◆ PROBLEM DESCRIPTION:
Starting at the top line, print the entries below exactly as they are and skip every picture.

◆ RECORDS PROVIDED:
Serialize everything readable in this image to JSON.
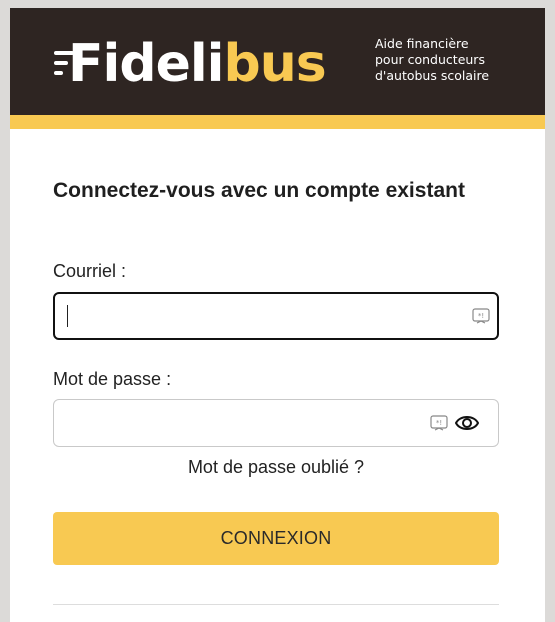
{
  "brand": {
    "logo_part1": "Fideli",
    "logo_part2": "bus",
    "tagline": [
      "Aide financière",
      "pour conducteurs",
      "d'autobus scolaire"
    ],
    "colors": {
      "header": "#2e2522",
      "accent": "#f8c952",
      "text_on_dark": "#ffffff"
    }
  },
  "form": {
    "title": "Connectez-vous avec un compte existant",
    "email_label": "Courriel :",
    "email_value": "",
    "password_label": "Mot de passe :",
    "password_value": "",
    "forgot_link": "Mot de passe oublié ?",
    "submit_label": "CONNEXION"
  },
  "icons": {
    "keyboard": "keyboard-icon",
    "eye": "eye-icon"
  }
}
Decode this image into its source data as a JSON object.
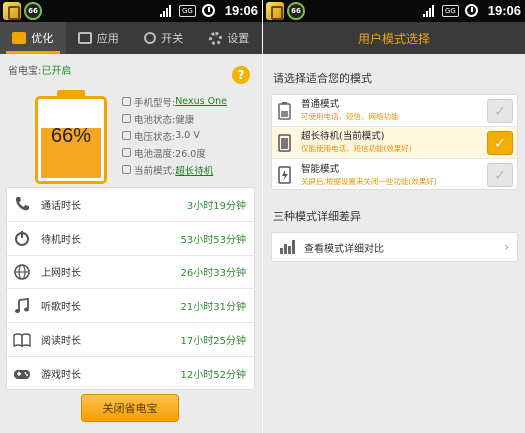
{
  "status_bar": {
    "battery_badge": "66",
    "network_badge": "GG",
    "time": "19:06"
  },
  "left": {
    "tabs": [
      {
        "label": "优化",
        "icon": "briefcase-icon",
        "active": true
      },
      {
        "label": "应用",
        "icon": "apps-icon",
        "active": false
      },
      {
        "label": "开关",
        "icon": "power-icon",
        "active": false
      },
      {
        "label": "设置",
        "icon": "gear-icon",
        "active": false
      }
    ],
    "status_prefix": "省电宝:",
    "status_value": "已开启",
    "help": "?",
    "battery_percent_text": "66%",
    "battery_level": 0.66,
    "info": [
      {
        "label": "手机型号:",
        "value": "Nexus One",
        "link": true
      },
      {
        "label": "电池状态:",
        "value": "健康",
        "link": false
      },
      {
        "label": "电压状态:",
        "value": "3.0 V",
        "link": false
      },
      {
        "label": "电池温度:",
        "value": "26.0度",
        "link": false
      },
      {
        "label": "当前模式:",
        "value": "超长待机",
        "link": true
      }
    ],
    "usage": [
      {
        "label": "通话时长",
        "value": "3小时19分钟",
        "icon": "phone-icon"
      },
      {
        "label": "待机时长",
        "value": "53小时53分钟",
        "icon": "standby-power-icon"
      },
      {
        "label": "上网时长",
        "value": "26小时33分钟",
        "icon": "globe-icon"
      },
      {
        "label": "听歌时长",
        "value": "21小时31分钟",
        "icon": "music-note-icon"
      },
      {
        "label": "阅读时长",
        "value": "17小时25分钟",
        "icon": "book-icon"
      },
      {
        "label": "游戏时长",
        "value": "12小时52分钟",
        "icon": "gamepad-icon"
      }
    ],
    "close_button": "关闭省电宝"
  },
  "right": {
    "title": "用户模式选择",
    "prompt": "请选择适合您的模式",
    "modes": [
      {
        "name": "普通模式",
        "desc": "可使用电话、短信、网络功能",
        "selected": false,
        "icon": "battery-normal-icon"
      },
      {
        "name": "超长待机(当前模式)",
        "desc": "仅能使用电话、短信功能(效果好)",
        "selected": true,
        "icon": "battery-standby-icon"
      },
      {
        "name": "智能模式",
        "desc": "关屏后,根据设置来关闭一些功能(效果好)",
        "selected": false,
        "icon": "smart-mode-icon"
      }
    ],
    "difference_title": "三种模式详细差异",
    "compare_label": "查看模式详细对比",
    "chevron": "›"
  }
}
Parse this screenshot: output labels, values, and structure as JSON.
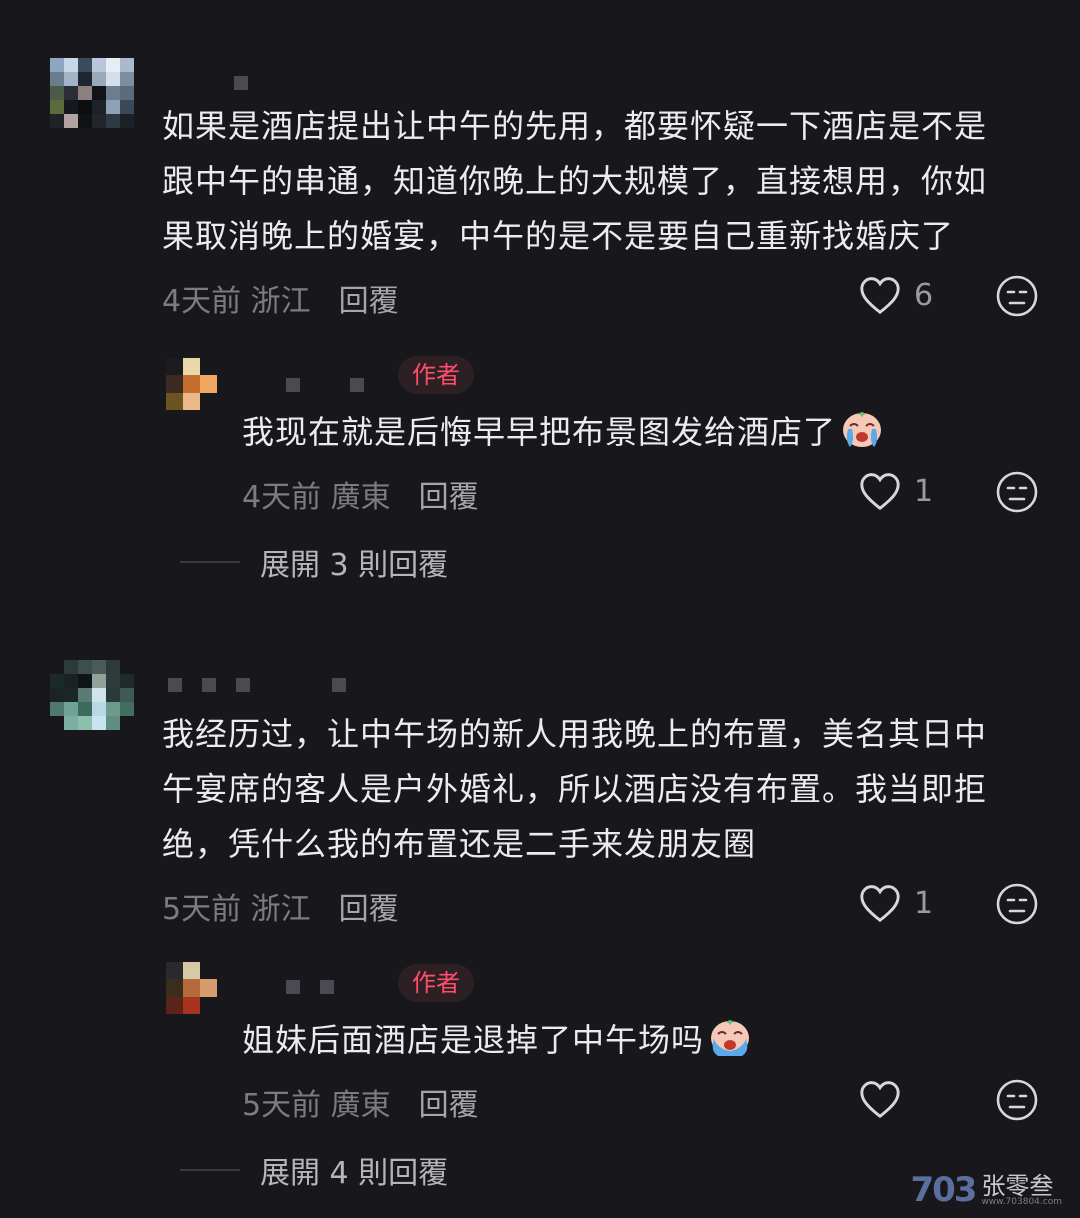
{
  "comments": [
    {
      "text_lines": [
        "如果是酒店提出让中午的先用，都要怀疑一下酒店是不是",
        "跟中午的串通，知道你晚上的大规模了，直接想用，你如",
        "果取消晚上的婚宴，中午的是不是要自己重新找婚庆了"
      ],
      "time": "4天前",
      "location": "浙江",
      "reply_label": "回覆",
      "likes": "6",
      "replies": [
        {
          "author_badge": "作者",
          "text": "我现在就是后悔早早把布景图发给酒店了",
          "emoji": "crying-face",
          "time": "4天前",
          "location": "廣東",
          "reply_label": "回覆",
          "likes": "1"
        }
      ],
      "expand_label": "展開 3 則回覆"
    },
    {
      "text_lines": [
        "我经历过，让中午场的新人用我晚上的布置，美名其日中",
        "午宴席的客人是户外婚礼，所以酒店没有布置。我当即拒",
        "绝，凭什么我的布置还是二手来发朋友圈"
      ],
      "time": "5天前",
      "location": "浙江",
      "reply_label": "回覆",
      "likes": "1",
      "replies": [
        {
          "author_badge": "作者",
          "text": "姐妹后面酒店是退掉了中午场吗",
          "emoji": "crying-face",
          "time": "5天前",
          "location": "廣東",
          "reply_label": "回覆",
          "likes": ""
        }
      ],
      "expand_label": "展開 4 則回覆"
    }
  ],
  "icons": {
    "like": "heart-outline-icon",
    "dislike": "neutral-face-icon"
  },
  "colors": {
    "background": "#17171c",
    "author_badge": "#ff4d6a",
    "meta": "#7b7b82"
  },
  "watermark": {
    "mark": "703",
    "text": "张零叁",
    "url": "www.703804.com"
  }
}
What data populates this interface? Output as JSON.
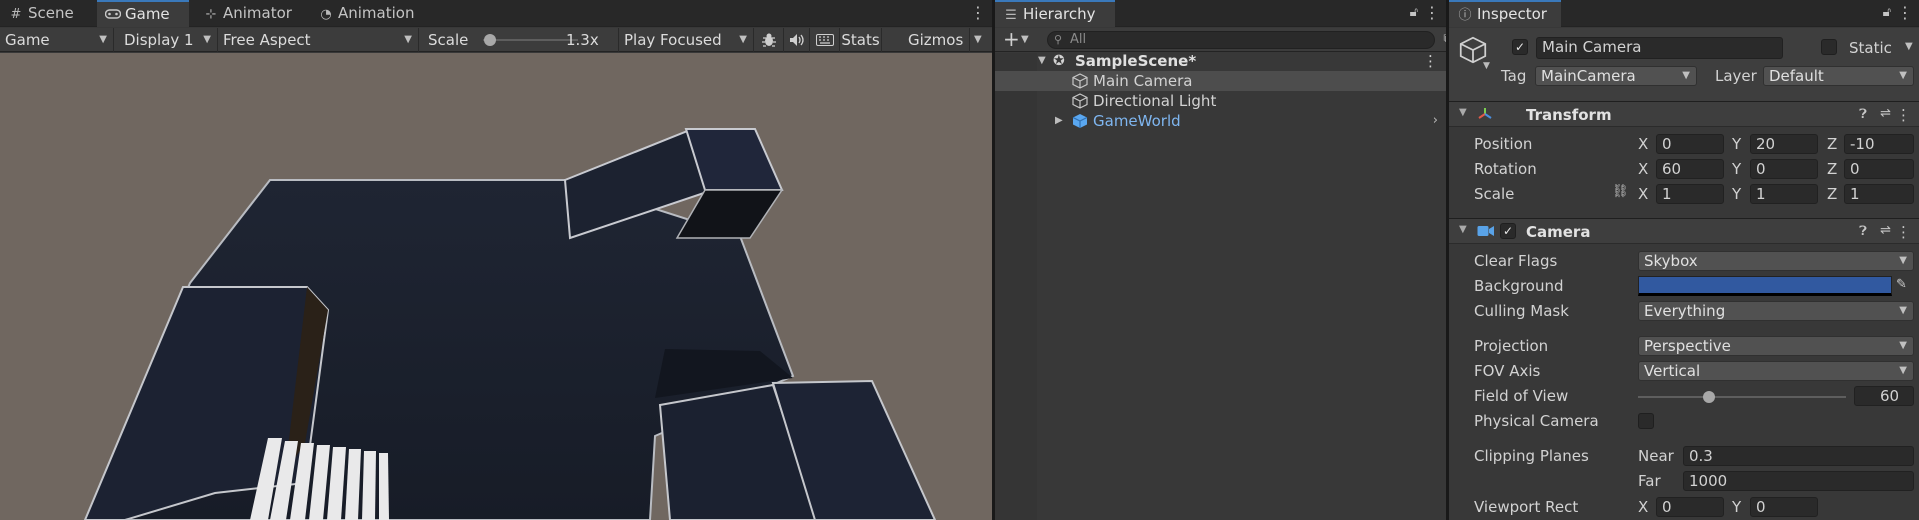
{
  "game": {
    "tabs": [
      {
        "label": "Scene",
        "icon": "grid-icon"
      },
      {
        "label": "Game",
        "icon": "gamepad-icon"
      },
      {
        "label": "Animator",
        "icon": "animator-icon"
      },
      {
        "label": "Animation",
        "icon": "clock-icon"
      }
    ],
    "toolbar": {
      "mode": "Game",
      "display": "Display 1",
      "aspect": "Free Aspect",
      "scale_label": "Scale",
      "scale_value": "1.3x",
      "scale_fraction": 0.03,
      "play_mode": "Play Focused",
      "stats": "Stats",
      "gizmos": "Gizmos"
    },
    "viewport_bg": "#706760",
    "geometry_color": "#1b2230"
  },
  "hierarchy": {
    "tab_label": "Hierarchy",
    "search_placeholder": "All",
    "scene_name": "SampleScene*",
    "items": [
      {
        "label": "Main Camera",
        "selected": true
      },
      {
        "label": "Directional Light",
        "selected": false
      },
      {
        "label": "GameWorld",
        "selected": false,
        "prefab": true
      }
    ]
  },
  "inspector": {
    "tab_label": "Inspector",
    "object_name": "Main Camera",
    "active": true,
    "static_label": "Static",
    "tag_label": "Tag",
    "tag_value": "MainCamera",
    "layer_label": "Layer",
    "layer_value": "Default",
    "transform": {
      "title": "Transform",
      "position": {
        "label": "Position",
        "x": "0",
        "y": "20",
        "z": "-10"
      },
      "rotation": {
        "label": "Rotation",
        "x": "60",
        "y": "0",
        "z": "0"
      },
      "scale": {
        "label": "Scale",
        "x": "1",
        "y": "1",
        "z": "1"
      }
    },
    "camera": {
      "title": "Camera",
      "enabled": true,
      "clear_flags": {
        "label": "Clear Flags",
        "value": "Skybox"
      },
      "background": {
        "label": "Background",
        "color": "#3159a0"
      },
      "culling_mask": {
        "label": "Culling Mask",
        "value": "Everything"
      },
      "projection": {
        "label": "Projection",
        "value": "Perspective"
      },
      "fov_axis": {
        "label": "FOV Axis",
        "value": "Vertical"
      },
      "field_of_view": {
        "label": "Field of View",
        "value": "60",
        "fraction": 0.34
      },
      "physical_camera": {
        "label": "Physical Camera",
        "checked": false
      },
      "clipping_planes": {
        "label": "Clipping Planes",
        "near_label": "Near",
        "near": "0.3",
        "far_label": "Far",
        "far": "1000"
      },
      "viewport_rect": {
        "label": "Viewport Rect",
        "x": "0",
        "y": "0"
      }
    },
    "axis_labels": {
      "x": "X",
      "y": "Y",
      "z": "Z"
    }
  },
  "colors": {
    "accent": "#3a79bb",
    "panel": "#383838",
    "selected_row": "#4d4d4d",
    "prefab_text": "#7fb6f0"
  }
}
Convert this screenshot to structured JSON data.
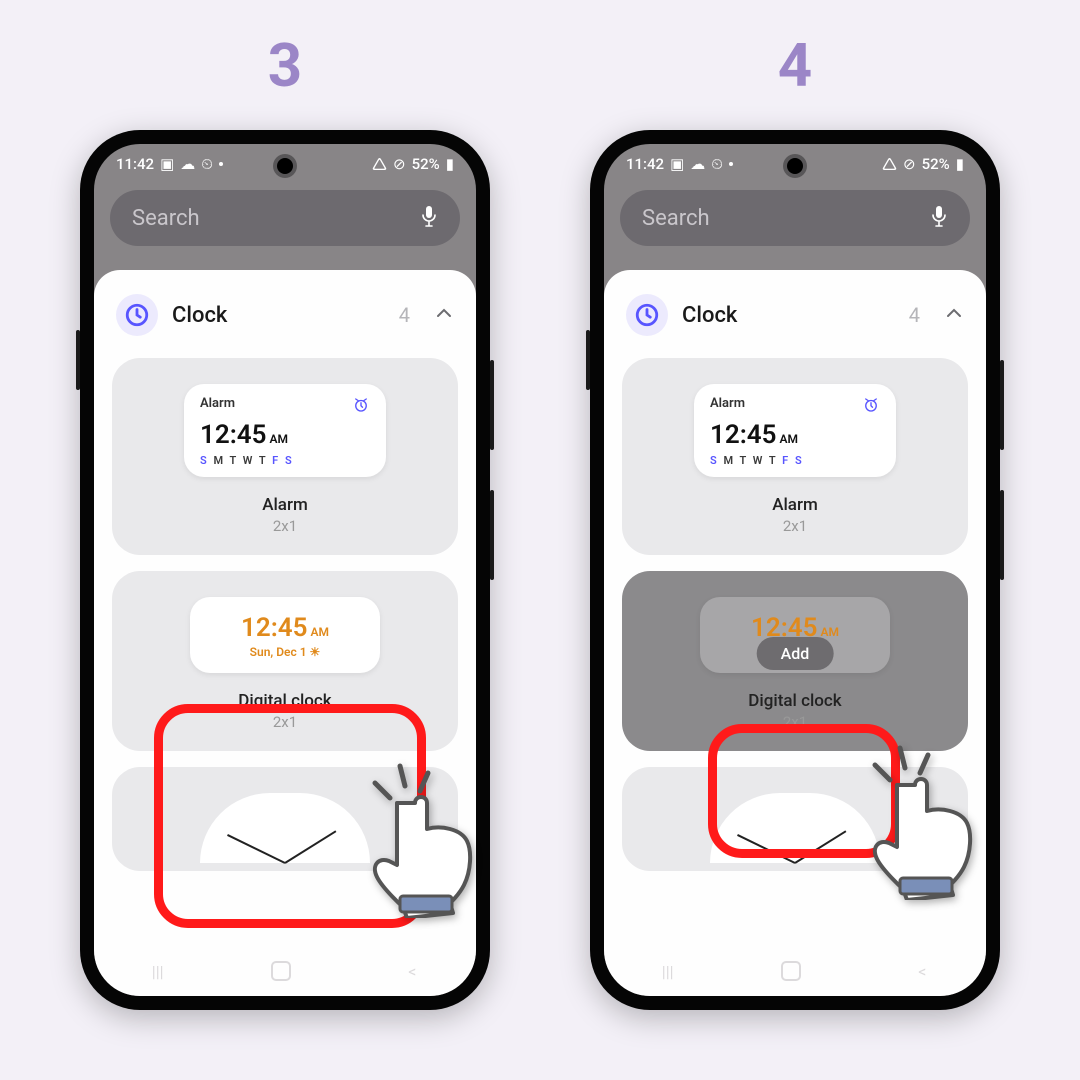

◆ ANSWER BOX:
Serialize everything readable in this image to JSON.
{
  "brand": {
    "logo_part1": "Fideli",
    "logo_part2": "bus",
    "tagline": [
      "Aide financière",
      "pour conducteurs",
      "d'autobus scolaire"
    ],
    "colors": {
      "header": "#2e2522",
      "accent": "#f8c952",
      "text_on_dark": "#ffffff"
    }
  },
  "form": {
    "title": "Connectez-vous avec un compte existant",
    "email_label": "Courriel :",
    "email_value": "",
    "password_label": "Mot de passe :",
    "password_value": "",
    "forgot_link": "Mot de passe oublié ?",
    "submit_label": "CONNEXION"
  },
  "icons": {
    "keyboard": "keyboard-icon",
    "eye": "eye-icon"
  }
}
Decode this image into its source data as a JSON object.
{
  "status_bar": {
    "battery_badge": "66",
    "network_badge": "GG",
    "time": "19:06"
  },
  "left": {
    "tabs": [
      {
        "label": "优化",
        "icon": "briefcase-icon",
        "active": true
      },
      {
        "label": "应用",
        "icon": "apps-icon",
        "active": false
      },
      {
        "label": "开关",
        "icon": "power-icon",
        "active": false
      },
      {
        "label": "设置",
        "icon": "gear-icon",
        "active": false
      }
    ],
    "status_prefix": "省电宝:",
    "status_value": "已开启",
    "help": "?",
    "battery_percent_text": "66%",
    "battery_level": 0.66,
    "info": [
      {
        "label": "手机型号:",
        "value": "Nexus One",
        "link": true
      },
      {
        "label": "电池状态:",
        "value": "健康",
        "link": false
      },
      {
        "label": "电压状态:",
        "value": "3.0 V",
        "link": false
      },
      {
        "label": "电池温度:",
        "value": "26.0度",
        "link": false
      },
      {
        "label": "当前模式:",
        "value": "超长待机",
        "link": true
      }
    ],
    "usage": [
      {
        "label": "通话时长",
        "value": "3小时19分钟",
        "icon": "phone-icon"
      },
      {
        "label": "待机时长",
        "value": "53小时53分钟",
        "icon": "standby-power-icon"
      },
      {
        "label": "上网时长",
        "value": "26小时33分钟",
        "icon": "globe-icon"
      },
      {
        "label": "听歌时长",
        "value": "21小时31分钟",
        "icon": "music-note-icon"
      },
      {
        "label": "阅读时长",
        "value": "17小时25分钟",
        "icon": "book-icon"
      },
      {
        "label": "游戏时长",
        "value": "12小时52分钟",
        "icon": "gamepad-icon"
      }
    ],
    "close_button": "关闭省电宝"
  },
  "right": {
    "title": "用户模式选择",
    "prompt": "请选择适合您的模式",
    "modes": [
      {
        "name": "普通模式",
        "desc": "可使用电话、短信、网络功能",
        "selected": false,
        "icon": "battery-normal-icon"
      },
      {
        "name": "超长待机(当前模式)",
        "desc": "仅能使用电话、短信功能(效果好)",
        "selected": true,
        "icon": "battery-standby-icon"
      },
      {
        "name": "智能模式",
        "desc": "关屏后,根据设置来关闭一些功能(效果好)",
        "selected": false,
        "icon": "smart-mode-icon"
      }
    ],
    "difference_title": "三种模式详细差异",
    "compare_label": "查看模式详细对比",
    "chevron": "›"
  }
}
Parse this screenshot: output labels, values, and structure as JSON.
{
  "comments": [
    {
      "text_lines": [
        "如果是酒店提出让中午的先用，都要怀疑一下酒店是不是",
        "跟中午的串通，知道你晚上的大规模了，直接想用，你如",
        "果取消晚上的婚宴，中午的是不是要自己重新找婚庆了"
      ],
      "time": "4天前",
      "location": "浙江",
      "reply_label": "回覆",
      "likes": "6",
      "replies": [
        {
          "author_badge": "作者",
          "text": "我现在就是后悔早早把布景图发给酒店了",
          "emoji": "crying-face",
          "time": "4天前",
          "location": "廣東",
          "reply_label": "回覆",
          "likes": "1"
        }
      ],
      "expand_label": "展開 3 則回覆"
    },
    {
      "text_lines": [
        "我经历过，让中午场的新人用我晚上的布置，美名其日中",
        "午宴席的客人是户外婚礼，所以酒店没有布置。我当即拒",
        "绝，凭什么我的布置还是二手来发朋友圈"
      ],
      "time": "5天前",
      "location": "浙江",
      "reply_label": "回覆",
      "likes": "1",
      "replies": [
        {
          "author_badge": "作者",
          "text": "姐妹后面酒店是退掉了中午场吗",
          "emoji": "crying-face",
          "time": "5天前",
          "location": "廣東",
          "reply_label": "回覆",
          "likes": ""
        }
      ],
      "expand_label": "展開 4 則回覆"
    }
  ],
  "icons": {
    "like": "heart-outline-icon",
    "dislike": "neutral-face-icon"
  },
  "colors": {
    "background": "#17171c",
    "author_badge": "#ff4d6a",
    "meta": "#7b7b82"
  },
  "watermark": {
    "mark": "703",
    "text": "张零叁",
    "url": "www.703804.com"
  }
}
What data populates this interface? Output as JSON.
{
  "game": {
    "tabs": [
      {
        "label": "Scene",
        "icon": "grid-icon"
      },
      {
        "label": "Game",
        "icon": "gamepad-icon"
      },
      {
        "label": "Animator",
        "icon": "animator-icon"
      },
      {
        "label": "Animation",
        "icon": "clock-icon"
      }
    ],
    "toolbar": {
      "mode": "Game",
      "display": "Display 1",
      "aspect": "Free Aspect",
      "scale_label": "Scale",
      "scale_value": "1.3x",
      "scale_fraction": 0.03,
      "play_mode": "Play Focused",
      "stats": "Stats",
      "gizmos": "Gizmos"
    },
    "viewport_bg": "#706760",
    "geometry_color": "#1b2230"
  },
  "hierarchy": {
    "tab_label": "Hierarchy",
    "search_placeholder": "All",
    "scene_name": "SampleScene*",
    "items": [
      {
        "label": "Main Camera",
        "selected": true
      },
      {
        "label": "Directional Light",
        "selected": false
      },
      {
        "label": "GameWorld",
        "selected": false,
        "prefab": true
      }
    ]
  },
  "inspector": {
    "tab_label": "Inspector",
    "object_name": "Main Camera",
    "active": true,
    "static_label": "Static",
    "tag_label": "Tag",
    "tag_value": "MainCamera",
    "layer_label": "Layer",
    "layer_value": "Default",
    "transform": {
      "title": "Transform",
      "position": {
        "label": "Position",
        "x": "0",
        "y": "20",
        "z": "-10"
      },
      "rotation": {
        "label": "Rotation",
        "x": "60",
        "y": "0",
        "z": "0"
      },
      "scale": {
        "label": "Scale",
        "x": "1",
        "y": "1",
        "z": "1"
      }
    },
    "camera": {
      "title": "Camera",
      "enabled": true,
      "clear_flags": {
        "label": "Clear Flags",
        "value": "Skybox"
      },
      "background": {
        "label": "Background",
        "color": "#3159a0"
      },
      "culling_mask": {
        "label": "Culling Mask",
        "value": "Everything"
      },
      "projection": {
        "label": "Projection",
        "value": "Perspective"
      },
      "fov_axis": {
        "label": "FOV Axis",
        "value": "Vertical"
      },
      "field_of_view": {
        "label": "Field of View",
        "value": "60",
        "fraction": 0.34
      },
      "physical_camera": {
        "label": "Physical Camera",
        "checked": false
      },
      "clipping_planes": {
        "label": "Clipping Planes",
        "near_label": "Near",
        "near": "0.3",
        "far_label": "Far",
        "far": "1000"
      },
      "viewport_rect": {
        "label": "Viewport Rect",
        "x": "0",
        "y": "0"
      }
    },
    "axis_labels": {
      "x": "X",
      "y": "Y",
      "z": "Z"
    }
  },
  "colors": {
    "accent": "#3a79bb",
    "panel": "#383838",
    "selected_row": "#4d4d4d",
    "prefab_text": "#7fb6f0"
  }
}
Convert this screenshot to structured JSON data.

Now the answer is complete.